Smoked meats are the hallmark of Taromak cuisine. At the restaurant, Wen’s son Cegaw Lrakadrangilra smokes all the meats. He adds dried tana, salt, and pepper onto pork belly in a process called wakam — the Taromak word for barbecue. Wakam, in Taromak tradition, is a man’s duty, and is taught by the elders to the youths during their hunts. All the men in Taromak are expected to know how to kill and process an animal by the time they are in their mid-20s. They are often led on multiday hunting expeditions into the mountains by the elders, where they live off of the land and shoot wild deer, flying squirrels, boar, and sometimes monkeys.
“It’s imperative that we don’t let the animal suffer,” Lrakadrangilra says. “And when we kill it, we’ll touch its head, and thank it for its life.”
While all the men in Taromak know how to hunt and forage for basic leafy greens, very few people in the village depend on the forest for their day-to-day meals. The village is very close to the urban sprawl of the nearest city, where the majority of village residents hold jobs and shop for their groceries. The youth are noticeably absent from the village; most of them study or live elsewhere and only come back during the weekends.

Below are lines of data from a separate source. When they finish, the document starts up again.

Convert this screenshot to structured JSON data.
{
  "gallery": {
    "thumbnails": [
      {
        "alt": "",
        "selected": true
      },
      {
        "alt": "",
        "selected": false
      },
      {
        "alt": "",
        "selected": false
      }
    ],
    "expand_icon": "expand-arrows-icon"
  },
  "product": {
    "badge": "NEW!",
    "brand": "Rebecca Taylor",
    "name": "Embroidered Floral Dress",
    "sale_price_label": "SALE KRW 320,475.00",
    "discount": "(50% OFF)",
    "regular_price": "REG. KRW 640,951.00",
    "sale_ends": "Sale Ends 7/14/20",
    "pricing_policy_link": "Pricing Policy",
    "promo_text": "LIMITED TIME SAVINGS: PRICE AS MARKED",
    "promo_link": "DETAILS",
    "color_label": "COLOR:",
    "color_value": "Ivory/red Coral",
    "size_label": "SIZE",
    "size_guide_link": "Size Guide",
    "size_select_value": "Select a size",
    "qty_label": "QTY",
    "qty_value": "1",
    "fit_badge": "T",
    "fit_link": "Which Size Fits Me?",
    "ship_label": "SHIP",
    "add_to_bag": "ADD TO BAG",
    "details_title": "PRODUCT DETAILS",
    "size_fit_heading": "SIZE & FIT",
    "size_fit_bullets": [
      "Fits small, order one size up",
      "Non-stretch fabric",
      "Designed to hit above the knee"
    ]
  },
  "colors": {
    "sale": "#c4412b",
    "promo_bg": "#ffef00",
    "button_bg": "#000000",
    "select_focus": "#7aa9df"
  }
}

“The indigenous way of living used to be sharing,” Wen says. “Culturally we’re not used to doing business here, which is why there are so few stores in town. Being a vendor is shameful. Before, you would just gift your taro to your neighbors and they would repay it in some other form. Now materialism has caused greed.”
Throughout the last century, some parcels of Taromak’s land have been sold off to Chinese settlers. Monocrop parcels of betel nut trees, hibiscus flowers, and ginger, all being grown for profit, are now visible on this land.
Dawana is just one of few projects Wen has started in hopes of reversing the effects of colonization in her village. She is in the process of planting a food forest on her one-acre property. She will soon invite villagers there to re-teach them the edible and medicinal properties of certain plants.
She’s tending the food forest according to long-held Taramok principles. “You replant where you forage so you always have food,” she says. “You also always rotate where you are growing food. It is important to let the land rest.”
She also hopes to move back to Kapaliwa, Taromak’s ancestral site, just a 30-minute drive up the mountain, and start an ecovillage and permaculture farm that mimics the way her people used to live.
“Back then, everything that you owned you had to plant or get it in the forest,” Gelesai Lrawbalrate, Wen’s 97-year-old father, says. Lrawbalrate is the oldest member of Taromak and the last remaining person in the village born before the Chinese occupation of Taiwan. In his youth, he would often run for days in the mountains between neighboring tribes just to deliver messages. All men back then were expected to run. They would do it barefoot; shoes were not a part of the indigenous culture. Growing up, he subsided entirely on the bounty of the mountains and on what he grew.
In many ways, Lrawbalrate is Wen’s last link to the old ways of living — and cooking. She spends a lot of time asking him how to grow certain plants, like pigeon peas (Cajanus cajan) and taro. The peas, which fix nitrogen into the soil via rhizobia bacteria, are traditionally planted at the border of the gardens to ensure long-term fertility of the land. And her father taught her that when harvesting taro, she should only pick off the small roots and not take the entire plant.
Despite having lived nearly a century, Lrawbalrate still finds the energy to help his daughter tend to her garden and impart his invaluable advice. “Your whole world was in your hand or in the forest. If you didn’t plant, then nothing would grow,” he says. “But even if nothing grew, we knew we still had the forest.”
“My dad is the last person who knows all these things, so I try to ask him a lot of questions during these last years of his life,” Wen says. “I leave a jar of pickled bamboo shoots at the foot of his bed so he can tell me when they’re ready to eat.” And when he says so, onto Dawana’s menu they go.